"We have learned that Boeing relied on a single sensor that had been previously flagged in over 200 incident reports submitted to the FAA (U.S. Federal Aviation Administration)," Husain said in a statement.

Two Boeing spokeswomen in Europe did not reply to messages seeking comment, while a Boeing spokesman in the United States did not respond to a request for comment on the lawsuit.

"Our family has lost its shining knight and the world has lost a brilliant entrepreneur," Dubois-Seex, a French citizen, said in a statement.

Boeing said last week it had completed an update to the 737 MAX's MCAS software and was in the process of submitting a plan for related pilot training to the FAA.

It is unclear when the 737 MAX aircraft will receive FAA approval to return to service.

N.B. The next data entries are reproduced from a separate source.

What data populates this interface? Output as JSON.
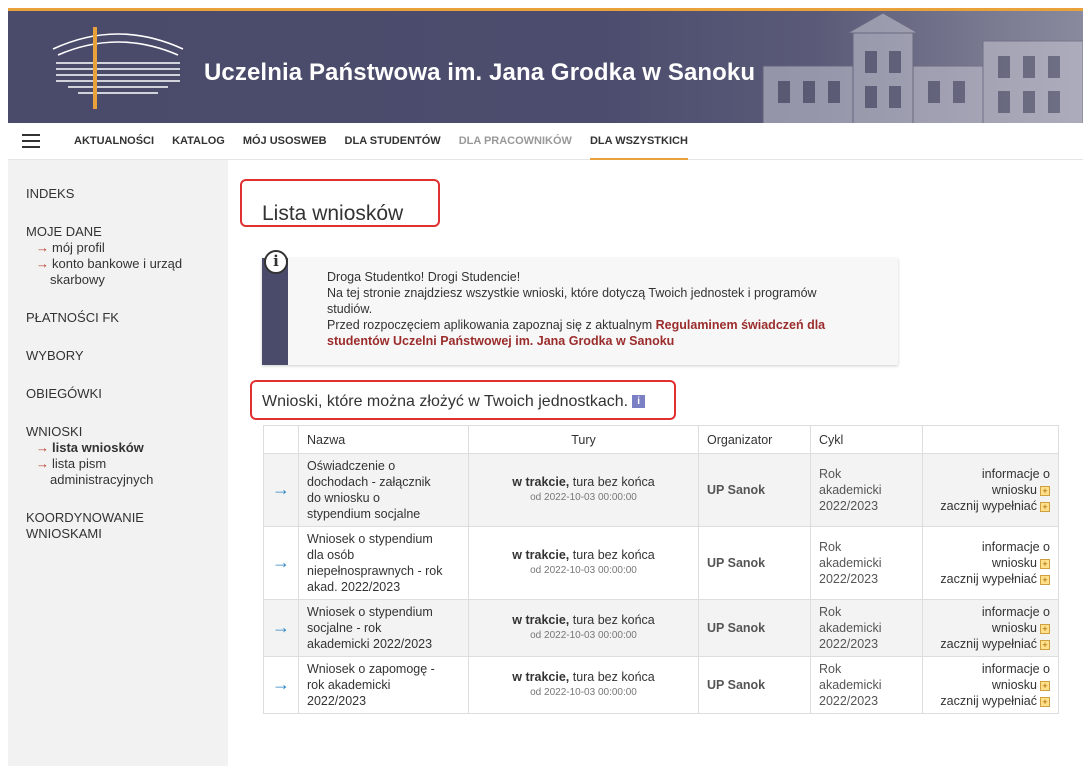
{
  "header": {
    "title": "Uczelnia Państwowa im. Jana Grodka w Sanoku"
  },
  "nav": {
    "items": [
      {
        "label": "AKTUALNOŚCI"
      },
      {
        "label": "KATALOG"
      },
      {
        "label": "MÓJ USOSWEB"
      },
      {
        "label": "DLA STUDENTÓW"
      },
      {
        "label": "DLA PRACOWNIKÓW"
      },
      {
        "label": "DLA WSZYSTKICH"
      }
    ]
  },
  "sidebar": {
    "indeks": "INDEKS",
    "moje_dane": "MOJE DANE",
    "moj_profil": "mój profil",
    "konto_1": "konto bankowe i urząd",
    "konto_2": "skarbowy",
    "platnosci": "PŁATNOŚCI FK",
    "wybory": "WYBORY",
    "obiegowki": "OBIEGÓWKI",
    "wnioski": "WNIOSKI",
    "lista_wnioskow": "lista wniosków",
    "lista_pism_1": "lista pism",
    "lista_pism_2": "administracyjnych",
    "koord_1": "KOORDYNOWANIE",
    "koord_2": "WNIOSKAMI"
  },
  "main": {
    "title": "Lista wniosków",
    "info": {
      "line1": "Droga Studentko! Drogi Studencie!",
      "line2": "Na tej stronie znajdziesz wszystkie wnioski, które dotyczą Twoich jednostek i programów",
      "line3": "studiów.",
      "line4": "Przed rozpoczęciem aplikowania zapoznaj się z aktualnym ",
      "link1": "Regulaminem świadczeń dla",
      "link2": "studentów Uczelni Państwowej im. Jana Grodka w Sanoku"
    },
    "subtitle": "Wnioski, które można złożyć w Twoich jednostkach.",
    "table": {
      "headers": {
        "nazwa": "Nazwa",
        "tury": "Tury",
        "organizator": "Organizator",
        "cykl": "Cykl"
      },
      "rows": [
        {
          "name_lines": [
            "Oświadczenie o",
            "dochodach - załącznik",
            "do wniosku o",
            "stypendium socjalne"
          ],
          "status": "w trakcie,",
          "status_rest": " tura bez końca",
          "date": "od 2022-10-03 00:00:00",
          "org": "UP Sanok",
          "cykl": [
            "Rok",
            "akademicki",
            "2022/2023"
          ],
          "act_info_1": "informacje o",
          "act_info_2": "wniosku",
          "act_fill": "zacznij wypełniać"
        },
        {
          "name_lines": [
            "Wniosek o stypendium",
            "dla osób",
            "niepełnosprawnych - rok",
            "akad. 2022/2023"
          ],
          "status": "w trakcie,",
          "status_rest": " tura bez końca",
          "date": "od 2022-10-03 00:00:00",
          "org": "UP Sanok",
          "cykl": [
            "Rok",
            "akademicki",
            "2022/2023"
          ],
          "act_info_1": "informacje o",
          "act_info_2": "wniosku",
          "act_fill": "zacznij wypełniać"
        },
        {
          "name_lines": [
            "Wniosek o stypendium",
            "socjalne - rok",
            "akademicki 2022/2023"
          ],
          "status": "w trakcie,",
          "status_rest": " tura bez końca",
          "date": "od 2022-10-03 00:00:00",
          "org": "UP Sanok",
          "cykl": [
            "Rok",
            "akademicki",
            "2022/2023"
          ],
          "act_info_1": "informacje o",
          "act_info_2": "wniosku",
          "act_fill": "zacznij wypełniać"
        },
        {
          "name_lines": [
            "Wniosek o zapomogę -",
            "rok akademicki",
            "2022/2023"
          ],
          "status": "w trakcie,",
          "status_rest": " tura bez końca",
          "date": "od 2022-10-03 00:00:00",
          "org": "UP Sanok",
          "cykl": [
            "Rok",
            "akademicki",
            "2022/2023"
          ],
          "act_info_1": "informacje o",
          "act_info_2": "wniosku",
          "act_fill": "zacznij wypełniać"
        }
      ]
    }
  }
}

Safety regulators in other countries have said they plan to independently assess Boeing's fixes before giving their approval.

(Reporting by Emilie Dewarde; Editing by Richard Lough, Jason Neely and Alexander Smith)

This story has not been edited by Firstpost staff and is generated by auto-feed.

Updated Date:

TAGS:

also read

France, Germany to agree to NATO role against Islamic State - sources
| Reuters
World

France, Germany to agree to NATO role against Islamic State - sources | Reuters

By Robin Emmott and John Irish | BRUSSELS/PARIS BRUSSELS/PARIS France and Germany will agree to a U.S. plan for NATO to take a bigger role in the fight against Islamic militants at a meeting with President Donald Trump on Thursday, but insist the move is purely symbolic, four senior European diplomats said.The decision to allow the North Atlantic Treaty Organization to join the coalition against Islamic State in Syria and Iraq follows weeks of pressure on the two allies, who are wary of NATO confronting Russia in Syria and of alienating Arab countries who see NATO as pushing a pro-Western agenda."NATO as an institution will join the coalition," said one senior diplomat involved in the discussions. "The question is whether this just a symbolic gesture to the United States

China's Xi says navy should become world class
| Reuters
World

China's Xi says navy should become world class | Reuters

BEIJING Chinese President Xi Jinping on Wednesday called for greater efforts to make the country's navy a world class one, strong in operations on, below and above the surface, as it steps up its ability to project power far from its shores.China's navy has taken an increasingly prominent role in recent months, with a rising star admiral taking command, its first aircraft carrier sailing around self-ruled Taiwan and a new aircraft carrier launched last month.With President Donald Trump promising a US shipbuilding spree and unnerving Beijing with his unpredictable approach on hot button issues including Taiwan and the South and East China Seas, China is pushing to narrow the gap with the U.S. Navy.Inspecting navy headquarters, Xi said the navy should "aim for the top ranks in the world", the Defence Ministry said in a statement about his visit."Building a strong and modern navy is an important mark of a top ranking global military," the ministry paraphrased Xi as saying.